In December, I did two additional versions by request of a reader, using the Tags, Bags, Boxes and More cartridge (here is a LINK to the post for the star and a LINK to the post for the snowflake).

I recently had a request from another reader for a tag star similar to one she had seen on a card - I don't have the photo to post here (and I couldn't use it since it isn't my photo) but the card had a double layered eight pointed star made from diamonds which met directly at the center. If I can get a link to the original design I will try to add it to this post.

At first I thought this would be a simple star to put together, but then I remembered that the diamonds available on the cartridges are of an unusual dimension - the angle is larger than 45 degrees so the eight sided version would not work using a predesigned diamond.

I needed to build the design in pieces. Unfortunately, since elements needed to be turned at angles, I could not make this an adjustable design. However, I did spend the time to do it it three sizes and in both George and Plantin Schoolbook so it would be useful to many people. You can even cut this with only the trial version of the design studio software.

Here is a photo of the three sizes of stars these files will produce.

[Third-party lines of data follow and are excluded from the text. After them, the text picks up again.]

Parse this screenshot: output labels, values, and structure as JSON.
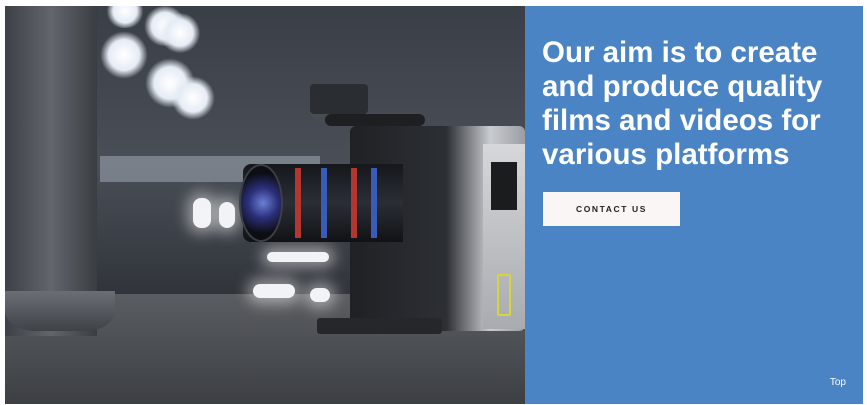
{
  "hero": {
    "image_alt": "cinema-camera-photo",
    "headline": "Our aim is to create and produce quality films and videos for various platforms",
    "cta_label": "CONTACT US",
    "top_link": "Top"
  },
  "colors": {
    "panel_bg": "#4a84c4",
    "cta_bg": "#faf6f5",
    "text_light": "#ffffff"
  }
}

In order to waste less paper, I adapted the design to eliminate most of the extra length on the points so only slight trimming is required. Below is a photo of the stars before trimming - you could actually use them this way if you like the look!

It is easiest to trim the points by using small, sharp scissors and cutting toward the center - first going around the design in one direction...

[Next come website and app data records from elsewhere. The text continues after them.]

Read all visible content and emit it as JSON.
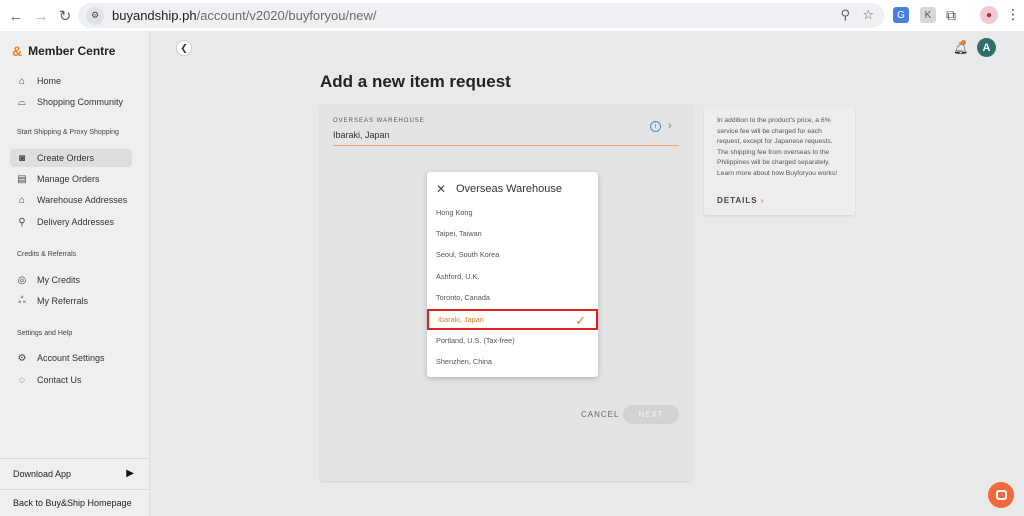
{
  "browser": {
    "url_host": "buyandship.ph",
    "url_path": "/account/v2020/buyforyou/new/",
    "profile_letter": "A"
  },
  "sidebar": {
    "brand": "Member Centre",
    "items_top": [
      {
        "label": "Home",
        "icon": "home-icon"
      },
      {
        "label": "Shopping Community",
        "icon": "community-icon"
      }
    ],
    "section_shipping": "Start Shipping & Proxy Shopping",
    "items_shipping": [
      {
        "label": "Create Orders",
        "icon": "create-orders-icon",
        "active": true
      },
      {
        "label": "Manage Orders",
        "icon": "manage-orders-icon"
      },
      {
        "label": "Warehouse Addresses",
        "icon": "warehouse-icon"
      },
      {
        "label": "Delivery Addresses",
        "icon": "delivery-icon"
      }
    ],
    "section_credits": "Credits & Referrals",
    "items_credits": [
      {
        "label": "My Credits",
        "icon": "credits-icon"
      },
      {
        "label": "My Referrals",
        "icon": "referrals-icon"
      }
    ],
    "section_settings": "Settings and Help",
    "items_settings": [
      {
        "label": "Account Settings",
        "icon": "settings-icon"
      },
      {
        "label": "Contact Us",
        "icon": "contact-icon"
      }
    ],
    "download_app": "Download App",
    "back_home": "Back to Buy&Ship Homepage"
  },
  "main": {
    "title": "Add a new item request",
    "warehouse_label": "OVERSEAS WAREHOUSE",
    "warehouse_value": "Ibaraki, Japan",
    "cancel": "CANCEL",
    "next": "NEXT"
  },
  "info_card": {
    "text": "In addition to the product's price, a 6% service fee will be charged for each request, except for Japanese requests. The shipping fee from overseas to the Philippines will be charged separately. Learn more about how Buyforyou works!",
    "details": "DETAILS"
  },
  "dropdown": {
    "title": "Overseas Warehouse",
    "options": [
      "Hong Kong",
      "Taipei, Taiwan",
      "Seoul, South Korea",
      "Ashford, U.K.",
      "Toronto, Canada",
      "Ibaraki, Japan",
      "Portland, U.S. (Tax-free)",
      "Shenzhen, China"
    ],
    "selected": "Ibaraki, Japan"
  },
  "colors": {
    "accent": "#f07c1e",
    "highlight_border": "#e0201f",
    "avatar": "#2f6e6a"
  }
}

So the star looks like this...

and then trimming toward the center and going around the star in the opposite direction.

Below is a photo of the remainder of the paper after removing the stars - another interesting design

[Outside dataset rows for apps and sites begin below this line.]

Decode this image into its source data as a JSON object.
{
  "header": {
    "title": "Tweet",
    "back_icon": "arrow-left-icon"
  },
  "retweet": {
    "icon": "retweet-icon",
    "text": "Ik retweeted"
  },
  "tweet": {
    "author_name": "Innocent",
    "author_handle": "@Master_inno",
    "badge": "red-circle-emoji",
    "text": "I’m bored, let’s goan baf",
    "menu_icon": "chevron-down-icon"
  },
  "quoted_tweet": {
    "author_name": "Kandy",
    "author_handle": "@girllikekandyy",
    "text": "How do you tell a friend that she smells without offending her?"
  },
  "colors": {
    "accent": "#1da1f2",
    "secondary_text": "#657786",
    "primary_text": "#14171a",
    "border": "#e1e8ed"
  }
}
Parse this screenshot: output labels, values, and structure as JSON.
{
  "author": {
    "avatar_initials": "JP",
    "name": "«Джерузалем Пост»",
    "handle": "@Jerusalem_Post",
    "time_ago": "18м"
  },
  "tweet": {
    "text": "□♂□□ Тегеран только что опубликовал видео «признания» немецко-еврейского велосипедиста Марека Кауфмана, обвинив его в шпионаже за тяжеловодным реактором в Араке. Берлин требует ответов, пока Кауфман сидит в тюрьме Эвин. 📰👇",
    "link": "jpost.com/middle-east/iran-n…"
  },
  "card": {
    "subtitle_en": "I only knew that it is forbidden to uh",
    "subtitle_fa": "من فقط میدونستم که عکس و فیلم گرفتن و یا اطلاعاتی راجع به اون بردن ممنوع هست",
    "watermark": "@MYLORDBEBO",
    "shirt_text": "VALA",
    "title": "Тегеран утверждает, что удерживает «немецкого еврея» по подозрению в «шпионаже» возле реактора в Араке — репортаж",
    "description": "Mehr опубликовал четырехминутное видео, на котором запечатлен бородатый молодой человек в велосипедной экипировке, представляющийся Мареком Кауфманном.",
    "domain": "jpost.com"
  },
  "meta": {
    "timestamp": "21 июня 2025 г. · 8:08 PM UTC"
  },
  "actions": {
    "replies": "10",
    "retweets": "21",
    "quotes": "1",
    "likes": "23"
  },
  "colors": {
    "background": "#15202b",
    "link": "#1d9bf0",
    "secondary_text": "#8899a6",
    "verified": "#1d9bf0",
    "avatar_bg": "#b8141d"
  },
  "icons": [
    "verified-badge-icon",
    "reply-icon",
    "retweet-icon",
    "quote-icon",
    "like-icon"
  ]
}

Due to the slight difference between the uncuttable area on the baby bug mat and the Expression mat, if you try to cut the George file on the Expression you will have to do a bit of trimming.

Below is a screen shot of the star on the baby bug mat

and a screen shot on the Expression mat - notice how the uncuttable border is a bit wider.

For the Plantin Schoolbook file I moved the design but, I know that some people have the Expression and George but not Plantin so you would need to do a small amount of hand trimming - the cut will look like this on the mat

Trim each side on the angle toward the center

and then carefully remove the cut from the mat (I used my favorite wide putty knife for the job).

(all of the above is irrelevant if you cut the Plantin version on the Expression mat!)

Here are some photos of the various sizes and colors layered to give you some ideas....

Two cuts on a card front

Triple layers in two colors

Same sizes layered in two colors - yellow on top

Same sizes layered in two colors - purple on top

Triple layer variations

I decided to adhere vellum to the stars to build an ornament for a card. I used my Creative Memories Precision Point Adhesive and dotted it on the back side of the frame

When the adhesive dried to clear I adhered the stars to some vellum (this was office supply vellum and not as pure white as I would like but I used it for the test version).

Then, once again trimming toward the center, I cut away the excess vellum

When they were trimmed, I gently curved up the edges...

and then placed the smaller one in the center

Here is the unadorned star on a 5 x 7 card..

I first tried putting the layers together with a foam dimensional

However, I thought it was a bit too high and the center moved out of alignment easily, so I decided to use several glue dots on top of one another to adhere the center - this seemed to be more stable.

If you happen to have this paper stack from last year could even try fussy cutting and adhering the stars on top of the printed stars for an interesting effect.

You can go on to add as much or as little bling as you like - be sure to let the Stickles dry completely or you may end up with a few smears (as I did since I was in a hurry to finish this to photograph and post!)

Don't throw away all the little leftover triangles - you can use them for another project!

There are so many possible variations - I'd love to see some of the cards and ornaments you might make using these cuts.

Eight Pointed Star - George

Eight Pointed Star - Plantin Schoolbook